**** Entries shown ****
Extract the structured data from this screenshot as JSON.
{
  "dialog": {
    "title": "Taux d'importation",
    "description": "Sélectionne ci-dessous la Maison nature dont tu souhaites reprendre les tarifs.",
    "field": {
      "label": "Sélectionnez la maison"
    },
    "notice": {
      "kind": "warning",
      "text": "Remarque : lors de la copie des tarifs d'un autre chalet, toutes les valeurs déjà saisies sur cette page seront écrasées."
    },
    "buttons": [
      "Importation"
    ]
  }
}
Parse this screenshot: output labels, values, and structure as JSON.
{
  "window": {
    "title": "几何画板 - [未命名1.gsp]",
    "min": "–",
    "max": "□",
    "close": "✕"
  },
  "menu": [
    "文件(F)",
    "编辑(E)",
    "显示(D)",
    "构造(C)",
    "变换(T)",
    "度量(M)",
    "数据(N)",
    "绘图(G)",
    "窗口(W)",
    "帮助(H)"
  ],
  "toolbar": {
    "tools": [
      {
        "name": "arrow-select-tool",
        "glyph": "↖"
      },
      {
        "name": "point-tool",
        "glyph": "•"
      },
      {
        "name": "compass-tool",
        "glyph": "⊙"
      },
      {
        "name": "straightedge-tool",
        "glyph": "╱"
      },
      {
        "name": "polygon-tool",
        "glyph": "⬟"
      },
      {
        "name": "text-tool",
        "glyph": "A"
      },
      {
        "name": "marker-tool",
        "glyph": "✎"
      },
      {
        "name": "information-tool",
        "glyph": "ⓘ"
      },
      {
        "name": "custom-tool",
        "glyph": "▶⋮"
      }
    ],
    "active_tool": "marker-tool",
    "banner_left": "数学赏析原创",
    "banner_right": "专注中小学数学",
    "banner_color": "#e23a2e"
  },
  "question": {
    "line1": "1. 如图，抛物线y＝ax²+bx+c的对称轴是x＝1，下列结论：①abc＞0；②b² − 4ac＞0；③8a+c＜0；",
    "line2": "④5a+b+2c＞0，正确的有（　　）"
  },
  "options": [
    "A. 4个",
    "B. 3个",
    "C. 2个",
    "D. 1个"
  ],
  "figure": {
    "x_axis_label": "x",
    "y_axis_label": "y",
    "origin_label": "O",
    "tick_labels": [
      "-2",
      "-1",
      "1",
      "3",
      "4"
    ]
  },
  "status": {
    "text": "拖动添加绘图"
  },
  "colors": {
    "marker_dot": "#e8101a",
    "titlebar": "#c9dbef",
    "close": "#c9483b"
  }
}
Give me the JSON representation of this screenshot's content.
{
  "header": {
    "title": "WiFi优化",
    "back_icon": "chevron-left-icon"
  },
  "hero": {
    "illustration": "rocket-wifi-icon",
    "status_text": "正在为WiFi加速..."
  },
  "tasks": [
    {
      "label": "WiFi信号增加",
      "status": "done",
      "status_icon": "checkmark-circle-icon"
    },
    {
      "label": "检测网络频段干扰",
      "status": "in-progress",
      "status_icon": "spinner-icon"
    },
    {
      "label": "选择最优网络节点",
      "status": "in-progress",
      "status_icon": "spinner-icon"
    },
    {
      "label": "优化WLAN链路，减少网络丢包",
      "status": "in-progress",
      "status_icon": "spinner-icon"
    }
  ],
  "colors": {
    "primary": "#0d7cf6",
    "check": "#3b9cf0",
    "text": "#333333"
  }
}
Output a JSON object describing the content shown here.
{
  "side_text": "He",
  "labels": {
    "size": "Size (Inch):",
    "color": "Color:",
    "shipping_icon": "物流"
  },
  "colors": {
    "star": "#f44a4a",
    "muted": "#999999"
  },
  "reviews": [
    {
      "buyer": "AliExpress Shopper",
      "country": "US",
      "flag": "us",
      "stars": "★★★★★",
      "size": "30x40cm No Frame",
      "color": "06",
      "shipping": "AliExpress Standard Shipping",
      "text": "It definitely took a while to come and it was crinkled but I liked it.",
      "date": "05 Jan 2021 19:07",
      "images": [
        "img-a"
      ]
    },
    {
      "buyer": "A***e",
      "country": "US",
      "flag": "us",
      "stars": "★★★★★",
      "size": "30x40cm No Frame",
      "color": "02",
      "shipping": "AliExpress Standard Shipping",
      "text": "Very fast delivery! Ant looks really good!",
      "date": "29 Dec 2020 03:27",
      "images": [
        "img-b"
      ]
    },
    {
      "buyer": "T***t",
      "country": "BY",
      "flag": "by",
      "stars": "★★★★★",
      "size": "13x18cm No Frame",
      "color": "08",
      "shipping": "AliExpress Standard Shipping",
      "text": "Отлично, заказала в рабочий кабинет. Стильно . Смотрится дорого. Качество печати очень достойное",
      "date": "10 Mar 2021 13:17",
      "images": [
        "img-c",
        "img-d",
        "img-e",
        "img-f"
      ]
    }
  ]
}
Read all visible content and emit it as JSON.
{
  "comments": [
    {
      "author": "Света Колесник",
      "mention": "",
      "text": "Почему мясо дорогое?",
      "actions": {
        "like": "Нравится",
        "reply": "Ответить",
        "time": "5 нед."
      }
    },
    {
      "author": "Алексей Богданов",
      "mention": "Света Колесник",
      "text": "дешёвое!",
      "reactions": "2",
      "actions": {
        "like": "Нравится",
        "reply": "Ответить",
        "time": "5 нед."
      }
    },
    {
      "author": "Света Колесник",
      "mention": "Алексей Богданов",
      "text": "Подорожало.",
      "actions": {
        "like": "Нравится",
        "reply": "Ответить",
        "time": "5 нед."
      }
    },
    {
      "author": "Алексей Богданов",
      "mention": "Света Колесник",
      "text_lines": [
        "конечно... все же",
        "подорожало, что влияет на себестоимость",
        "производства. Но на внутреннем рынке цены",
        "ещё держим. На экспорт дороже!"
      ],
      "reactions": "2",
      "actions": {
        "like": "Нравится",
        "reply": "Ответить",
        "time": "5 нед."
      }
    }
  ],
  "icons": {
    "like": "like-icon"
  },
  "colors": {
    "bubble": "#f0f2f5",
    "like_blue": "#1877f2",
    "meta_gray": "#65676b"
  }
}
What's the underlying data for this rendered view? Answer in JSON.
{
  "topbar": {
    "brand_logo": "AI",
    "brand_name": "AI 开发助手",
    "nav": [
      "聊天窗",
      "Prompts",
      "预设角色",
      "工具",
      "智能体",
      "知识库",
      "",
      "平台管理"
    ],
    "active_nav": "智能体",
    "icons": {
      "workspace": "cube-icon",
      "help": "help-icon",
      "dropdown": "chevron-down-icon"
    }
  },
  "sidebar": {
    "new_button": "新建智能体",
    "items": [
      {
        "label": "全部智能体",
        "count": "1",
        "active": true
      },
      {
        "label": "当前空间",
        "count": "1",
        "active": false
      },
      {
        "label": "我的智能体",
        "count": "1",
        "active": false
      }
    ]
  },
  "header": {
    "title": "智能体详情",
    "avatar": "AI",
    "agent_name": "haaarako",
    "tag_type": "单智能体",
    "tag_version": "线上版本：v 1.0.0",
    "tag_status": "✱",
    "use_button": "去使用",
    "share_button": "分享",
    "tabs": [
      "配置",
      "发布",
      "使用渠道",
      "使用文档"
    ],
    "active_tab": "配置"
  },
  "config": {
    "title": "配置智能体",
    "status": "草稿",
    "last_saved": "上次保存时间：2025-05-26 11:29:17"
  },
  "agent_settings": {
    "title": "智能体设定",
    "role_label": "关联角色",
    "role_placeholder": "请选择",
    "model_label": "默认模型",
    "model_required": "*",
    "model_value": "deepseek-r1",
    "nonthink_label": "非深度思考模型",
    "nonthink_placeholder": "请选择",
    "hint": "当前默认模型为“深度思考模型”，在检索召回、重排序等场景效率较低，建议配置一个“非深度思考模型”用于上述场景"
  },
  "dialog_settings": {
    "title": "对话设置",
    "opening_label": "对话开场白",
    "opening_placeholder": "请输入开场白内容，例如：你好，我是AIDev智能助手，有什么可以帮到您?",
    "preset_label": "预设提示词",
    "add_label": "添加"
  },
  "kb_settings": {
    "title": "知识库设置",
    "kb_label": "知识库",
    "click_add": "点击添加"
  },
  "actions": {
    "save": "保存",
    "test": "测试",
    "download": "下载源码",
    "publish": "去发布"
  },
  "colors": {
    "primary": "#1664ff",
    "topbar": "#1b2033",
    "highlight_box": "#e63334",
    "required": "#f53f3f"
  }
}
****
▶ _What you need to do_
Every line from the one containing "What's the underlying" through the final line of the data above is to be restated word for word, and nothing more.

▶ _Output for this exercise_
What's the underlying data for this rendered view? Answer in JSON.
{
  "topbar": {
    "brand_logo": "AI",
    "brand_name": "AI 开发助手",
    "nav": [
      "聊天窗",
      "Prompts",
      "预设角色",
      "工具",
      "智能体",
      "知识库",
      "",
      "平台管理"
    ],
    "active_nav": "智能体",
    "icons": {
      "workspace": "cube-icon",
      "help": "help-icon",
      "dropdown": "chevron-down-icon"
    }
  },
  "sidebar": {
    "new_button": "新建智能体",
    "items": [
      {
        "label": "全部智能体",
        "count": "1",
        "active": true
      },
      {
        "label": "当前空间",
        "count": "1",
        "active": false
      },
      {
        "label": "我的智能体",
        "count": "1",
        "active": false
      }
    ]
  },
  "header": {
    "title": "智能体详情",
    "avatar": "AI",
    "agent_name": "haaarako",
    "tag_type": "单智能体",
    "tag_version": "线上版本：v 1.0.0",
    "tag_status": "✱",
    "use_button": "去使用",
    "share_button": "分享",
    "tabs": [
      "配置",
      "发布",
      "使用渠道",
      "使用文档"
    ],
    "active_tab": "配置"
  },
  "config": {
    "title": "配置智能体",
    "status": "草稿",
    "last_saved": "上次保存时间：2025-05-26 11:29:17"
  },
  "agent_settings": {
    "title": "智能体设定",
    "role_label": "关联角色",
    "role_placeholder": "请选择",
    "model_label": "默认模型",
    "model_required": "*",
    "model_value": "deepseek-r1",
    "nonthink_label": "非深度思考模型",
    "nonthink_placeholder": "请选择",
    "hint": "当前默认模型为“深度思考模型”，在检索召回、重排序等场景效率较低，建议配置一个“非深度思考模型”用于上述场景"
  },
  "dialog_settings": {
    "title": "对话设置",
    "opening_label": "对话开场白",
    "opening_placeholder": "请输入开场白内容，例如：你好，我是AIDev智能助手，有什么可以帮到您?",
    "preset_label": "预设提示词",
    "add_label": "添加"
  },
  "kb_settings": {
    "title": "知识库设置",
    "kb_label": "知识库",
    "click_add": "点击添加"
  },
  "actions": {
    "save": "保存",
    "test": "测试",
    "download": "下载源码",
    "publish": "去发布"
  },
  "colors": {
    "primary": "#1664ff",
    "topbar": "#1b2033",
    "highlight_box": "#e63334",
    "required": "#f53f3f"
  }
}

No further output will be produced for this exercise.